OPINION: by Dr Anthony DillonNews Weekly
Claims of racism more damaging than the real thing
, April 12, 2014
It is time for some plain talk about racism, vilification, offence, hurt feelings and personal responsibility, given recent discussions about section 18C of the Racial Discrimination Act.
Jeremy Jones of the Australia/Israel & Jewish Affairs Council recently wrote that “racism is, unfortunately, a reality in contemporary Australia” (The Australian, March 18, 2014).
That is true. But does that mean Australia is a racist country? There is a huge difference between saying that racism exists in Australia (as it does in most countries) and that Australia is a racist country.
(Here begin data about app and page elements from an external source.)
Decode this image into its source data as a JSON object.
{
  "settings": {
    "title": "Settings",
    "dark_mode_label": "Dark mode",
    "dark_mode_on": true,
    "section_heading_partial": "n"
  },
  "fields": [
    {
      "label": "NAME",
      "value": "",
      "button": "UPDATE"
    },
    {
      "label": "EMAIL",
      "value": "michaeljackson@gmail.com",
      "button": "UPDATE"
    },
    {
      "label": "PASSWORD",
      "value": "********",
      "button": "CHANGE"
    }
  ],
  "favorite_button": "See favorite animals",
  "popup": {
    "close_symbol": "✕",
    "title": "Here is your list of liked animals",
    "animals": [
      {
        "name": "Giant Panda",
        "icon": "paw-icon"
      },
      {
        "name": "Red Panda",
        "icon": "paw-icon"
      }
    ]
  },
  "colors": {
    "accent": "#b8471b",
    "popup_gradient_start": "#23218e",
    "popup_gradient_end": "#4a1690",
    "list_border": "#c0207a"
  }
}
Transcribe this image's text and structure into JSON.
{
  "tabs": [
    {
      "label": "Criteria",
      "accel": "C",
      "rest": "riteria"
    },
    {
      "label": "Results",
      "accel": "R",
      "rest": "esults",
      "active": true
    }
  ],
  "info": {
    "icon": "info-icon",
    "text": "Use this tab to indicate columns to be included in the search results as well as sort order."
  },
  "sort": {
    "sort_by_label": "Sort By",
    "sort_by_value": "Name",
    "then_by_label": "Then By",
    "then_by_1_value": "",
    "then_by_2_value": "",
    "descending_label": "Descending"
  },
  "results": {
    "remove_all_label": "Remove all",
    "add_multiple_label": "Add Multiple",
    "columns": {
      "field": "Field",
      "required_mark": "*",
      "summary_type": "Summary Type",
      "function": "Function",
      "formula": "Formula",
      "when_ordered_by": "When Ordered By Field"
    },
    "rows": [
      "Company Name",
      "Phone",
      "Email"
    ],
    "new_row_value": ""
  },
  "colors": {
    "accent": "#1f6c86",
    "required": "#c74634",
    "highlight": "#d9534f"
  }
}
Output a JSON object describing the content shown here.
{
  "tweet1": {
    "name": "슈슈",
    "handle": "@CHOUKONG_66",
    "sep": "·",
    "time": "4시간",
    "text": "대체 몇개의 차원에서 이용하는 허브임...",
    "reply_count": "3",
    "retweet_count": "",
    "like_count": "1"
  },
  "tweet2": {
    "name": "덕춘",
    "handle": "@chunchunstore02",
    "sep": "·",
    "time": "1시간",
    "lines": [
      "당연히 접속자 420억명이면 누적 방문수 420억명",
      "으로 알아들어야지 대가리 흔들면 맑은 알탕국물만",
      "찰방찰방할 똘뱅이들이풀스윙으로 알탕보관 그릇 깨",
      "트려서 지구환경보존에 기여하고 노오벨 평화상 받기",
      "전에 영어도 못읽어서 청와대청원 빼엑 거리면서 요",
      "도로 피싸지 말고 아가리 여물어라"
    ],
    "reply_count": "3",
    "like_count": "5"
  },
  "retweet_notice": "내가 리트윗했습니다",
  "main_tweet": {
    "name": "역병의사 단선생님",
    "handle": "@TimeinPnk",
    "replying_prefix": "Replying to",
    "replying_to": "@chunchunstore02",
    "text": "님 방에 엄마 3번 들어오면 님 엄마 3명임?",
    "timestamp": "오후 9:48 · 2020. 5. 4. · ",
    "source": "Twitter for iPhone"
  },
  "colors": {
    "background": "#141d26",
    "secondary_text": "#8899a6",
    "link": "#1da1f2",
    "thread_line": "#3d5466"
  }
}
The question we should be asking is: how frequent and severe is racism in Australia?
Political correctness, with regard to people who identify as Aboriginal Australians, has reached the ridiculous stage where one can be accused of being racist simply by questioning the motives of some people who identify as being Aboriginal.
Or there is the obvious elephant in the room. Why is it that someone with multiple ancestries chooses to build their identity around being Aboriginal, when having only one of your 16 great-great-grandparents being Aboriginal qualifies you to claim being Aboriginal? People are free to identify how they wish, but they should not be surprised when they are questioned about it.
And those who question should feel free to do so without being branded a racist, even if someone claims, “you hurt my feelings”. Such a claim is really saying, “those who question me have more power over my emotions than I have over them”.
While claims of being a victim of racism can result in one being elevated to the status of hero, the myth that Australia is a racist country prevents important discussions from taking place: discussions about how to tackle the tough problems of sickness, poverty, alcohol abuse, poor educational outcomes, unemployment.
Accusations of racism are, for a few, a convenient distraction from tackling real problems. They can elevate the status and careers of a few.
People avoid addressing these tough issues because they are difficult to tackle and are problems for which Aboriginal people must be part of the solution.
For far too long, a very vocal group of Aboriginal and non-Aboriginal Australians has been insisting that the problems faced by Aboriginal people are to be solved by the government.
While government certainly has a role to play, Tony Abbott was correct when he recently stated in the Closing the Gap report: “We have to stop pretending that a government policy or program on its own can overcome indigenous disadvantage … government programs alone will never close the gap.”
Promoting the message that Australia is a racist country comes at a cost; people will see no need to take responsibility for their lives. Claims of racism provide a perfect excuse for not having to make the lifestyle changes necessary to improve quality of life.
They reinforce the victim mentality, where Aborigines are presented as victims of a racist country. Propagating such myths is far easier than addressing the tough problems mentioned previously.
Yes, racism exists in this country. But we are not a racist country. There is an enormous amount of goodwill towards Aboriginal Australians and other ethnic groups. Claims of racism where it does not exist are more damaging to reconciliation and the health and well-being of Aboriginal people than real racism.
If we are to get tough on racism, shouldn’t we also get tough on people who promote it where it does not exist and accuse others of being racist simply because they have a message that may not be popular with a few?
Anthony Dillon is a post-doctoral fellow at the Institute for Positive Psychology and Education at the Australian Catholic University. He identifies as part-Aboriginal Australian. This opinion piece originally appeared in The Australian, March 27, 2014.